What needs to be done ::
Among the records below, find the lines containing "الفعاليات" and state only how many there are.

────────

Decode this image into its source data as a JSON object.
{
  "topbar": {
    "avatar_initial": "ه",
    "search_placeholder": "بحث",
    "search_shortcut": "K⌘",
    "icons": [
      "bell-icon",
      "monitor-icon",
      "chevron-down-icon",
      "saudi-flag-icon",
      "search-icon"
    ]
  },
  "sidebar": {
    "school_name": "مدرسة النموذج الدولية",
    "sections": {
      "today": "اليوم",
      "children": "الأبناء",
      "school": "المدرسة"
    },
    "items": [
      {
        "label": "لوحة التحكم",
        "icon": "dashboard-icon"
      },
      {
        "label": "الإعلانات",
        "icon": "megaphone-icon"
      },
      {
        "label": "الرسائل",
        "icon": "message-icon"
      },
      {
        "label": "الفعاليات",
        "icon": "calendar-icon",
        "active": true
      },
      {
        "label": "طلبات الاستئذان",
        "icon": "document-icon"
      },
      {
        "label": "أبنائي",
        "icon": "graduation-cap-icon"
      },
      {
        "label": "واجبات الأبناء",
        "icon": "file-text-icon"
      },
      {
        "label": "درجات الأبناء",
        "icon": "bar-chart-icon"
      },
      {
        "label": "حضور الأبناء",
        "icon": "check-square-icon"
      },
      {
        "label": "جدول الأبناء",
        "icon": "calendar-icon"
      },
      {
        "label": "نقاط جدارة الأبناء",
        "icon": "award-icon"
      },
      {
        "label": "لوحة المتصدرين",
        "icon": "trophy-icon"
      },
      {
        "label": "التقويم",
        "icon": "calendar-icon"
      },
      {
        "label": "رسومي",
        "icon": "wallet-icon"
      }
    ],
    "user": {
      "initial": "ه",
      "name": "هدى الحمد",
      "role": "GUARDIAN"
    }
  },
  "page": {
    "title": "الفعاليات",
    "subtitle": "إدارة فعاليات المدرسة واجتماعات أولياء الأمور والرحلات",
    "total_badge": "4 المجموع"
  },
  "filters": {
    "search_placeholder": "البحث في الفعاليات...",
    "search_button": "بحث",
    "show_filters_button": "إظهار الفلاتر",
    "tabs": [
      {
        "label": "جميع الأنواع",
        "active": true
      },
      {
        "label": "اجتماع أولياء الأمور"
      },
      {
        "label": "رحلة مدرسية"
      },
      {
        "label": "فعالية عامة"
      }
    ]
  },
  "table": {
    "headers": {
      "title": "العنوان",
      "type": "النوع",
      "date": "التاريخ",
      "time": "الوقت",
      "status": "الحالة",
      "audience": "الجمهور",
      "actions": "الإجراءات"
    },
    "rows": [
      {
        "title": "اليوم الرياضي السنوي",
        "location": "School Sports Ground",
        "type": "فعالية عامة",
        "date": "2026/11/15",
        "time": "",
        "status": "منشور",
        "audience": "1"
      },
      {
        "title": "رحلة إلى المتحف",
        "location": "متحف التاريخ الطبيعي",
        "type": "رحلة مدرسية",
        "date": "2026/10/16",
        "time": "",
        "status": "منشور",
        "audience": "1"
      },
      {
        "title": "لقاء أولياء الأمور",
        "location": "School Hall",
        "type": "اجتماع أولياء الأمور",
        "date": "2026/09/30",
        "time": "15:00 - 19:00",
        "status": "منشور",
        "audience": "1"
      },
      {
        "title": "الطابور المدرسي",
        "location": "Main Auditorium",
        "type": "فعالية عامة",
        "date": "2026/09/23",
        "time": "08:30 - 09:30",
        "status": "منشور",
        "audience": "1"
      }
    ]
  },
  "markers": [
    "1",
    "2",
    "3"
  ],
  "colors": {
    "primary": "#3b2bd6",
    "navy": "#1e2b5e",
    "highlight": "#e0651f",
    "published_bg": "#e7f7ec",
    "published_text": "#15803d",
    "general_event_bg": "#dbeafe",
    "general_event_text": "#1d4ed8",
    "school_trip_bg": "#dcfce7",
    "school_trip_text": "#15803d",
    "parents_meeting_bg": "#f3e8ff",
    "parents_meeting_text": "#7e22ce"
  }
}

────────

Reply ::
3